%%

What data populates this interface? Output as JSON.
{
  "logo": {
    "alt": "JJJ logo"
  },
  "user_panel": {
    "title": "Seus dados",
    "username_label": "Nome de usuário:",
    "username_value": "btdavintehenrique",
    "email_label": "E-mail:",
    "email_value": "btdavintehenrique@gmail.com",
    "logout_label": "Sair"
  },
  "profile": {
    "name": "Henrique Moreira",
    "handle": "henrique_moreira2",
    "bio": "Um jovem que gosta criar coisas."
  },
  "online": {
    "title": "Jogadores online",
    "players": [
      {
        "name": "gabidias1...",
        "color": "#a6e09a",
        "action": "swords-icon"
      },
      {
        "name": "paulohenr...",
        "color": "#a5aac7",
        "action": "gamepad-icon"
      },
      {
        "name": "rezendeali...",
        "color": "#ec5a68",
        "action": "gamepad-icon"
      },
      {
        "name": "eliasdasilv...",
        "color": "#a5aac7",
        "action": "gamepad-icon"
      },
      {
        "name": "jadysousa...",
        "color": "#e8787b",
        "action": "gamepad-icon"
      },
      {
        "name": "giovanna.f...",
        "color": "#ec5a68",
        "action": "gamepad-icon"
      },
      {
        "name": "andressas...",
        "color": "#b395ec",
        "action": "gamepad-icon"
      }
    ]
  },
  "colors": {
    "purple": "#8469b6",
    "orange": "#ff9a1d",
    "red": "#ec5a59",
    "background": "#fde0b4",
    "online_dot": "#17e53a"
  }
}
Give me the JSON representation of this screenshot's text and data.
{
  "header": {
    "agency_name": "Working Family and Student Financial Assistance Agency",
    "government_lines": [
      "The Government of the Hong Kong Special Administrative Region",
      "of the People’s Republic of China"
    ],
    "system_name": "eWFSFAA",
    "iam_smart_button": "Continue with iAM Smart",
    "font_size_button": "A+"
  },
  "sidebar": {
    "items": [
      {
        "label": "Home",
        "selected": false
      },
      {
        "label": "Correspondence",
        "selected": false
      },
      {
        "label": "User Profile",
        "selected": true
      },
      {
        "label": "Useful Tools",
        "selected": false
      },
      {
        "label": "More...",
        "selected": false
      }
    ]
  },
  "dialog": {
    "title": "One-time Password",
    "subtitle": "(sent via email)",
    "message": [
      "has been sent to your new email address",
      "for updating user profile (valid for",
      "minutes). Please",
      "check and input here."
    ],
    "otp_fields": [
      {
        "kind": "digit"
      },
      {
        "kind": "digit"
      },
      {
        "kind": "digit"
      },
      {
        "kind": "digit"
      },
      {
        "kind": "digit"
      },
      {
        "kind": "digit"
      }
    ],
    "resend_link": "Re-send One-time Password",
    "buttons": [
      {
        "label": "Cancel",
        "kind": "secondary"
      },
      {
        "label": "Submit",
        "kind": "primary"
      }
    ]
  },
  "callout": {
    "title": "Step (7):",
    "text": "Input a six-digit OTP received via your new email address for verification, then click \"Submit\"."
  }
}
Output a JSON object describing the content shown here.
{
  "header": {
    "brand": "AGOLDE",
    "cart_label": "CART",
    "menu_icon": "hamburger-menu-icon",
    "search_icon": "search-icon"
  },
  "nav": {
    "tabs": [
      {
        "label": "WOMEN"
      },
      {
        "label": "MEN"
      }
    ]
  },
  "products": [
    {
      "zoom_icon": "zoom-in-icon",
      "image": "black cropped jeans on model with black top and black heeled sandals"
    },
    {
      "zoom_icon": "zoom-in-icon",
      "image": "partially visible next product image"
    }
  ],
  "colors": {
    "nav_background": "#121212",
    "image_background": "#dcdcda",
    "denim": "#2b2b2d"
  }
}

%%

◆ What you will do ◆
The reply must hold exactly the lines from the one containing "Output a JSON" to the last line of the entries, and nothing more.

◆ Reply to the task ◆
Output a JSON object describing the content shown here.
{
  "header": {
    "brand": "AGOLDE",
    "cart_label": "CART",
    "menu_icon": "hamburger-menu-icon",
    "search_icon": "search-icon"
  },
  "nav": {
    "tabs": [
      {
        "label": "WOMEN"
      },
      {
        "label": "MEN"
      }
    ]
  },
  "products": [
    {
      "zoom_icon": "zoom-in-icon",
      "image": "black cropped jeans on model with black top and black heeled sandals"
    },
    {
      "zoom_icon": "zoom-in-icon",
      "image": "partially visible next product image"
    }
  ],
  "colors": {
    "nav_background": "#121212",
    "image_background": "#dcdcda",
    "denim": "#2b2b2d"
  }
}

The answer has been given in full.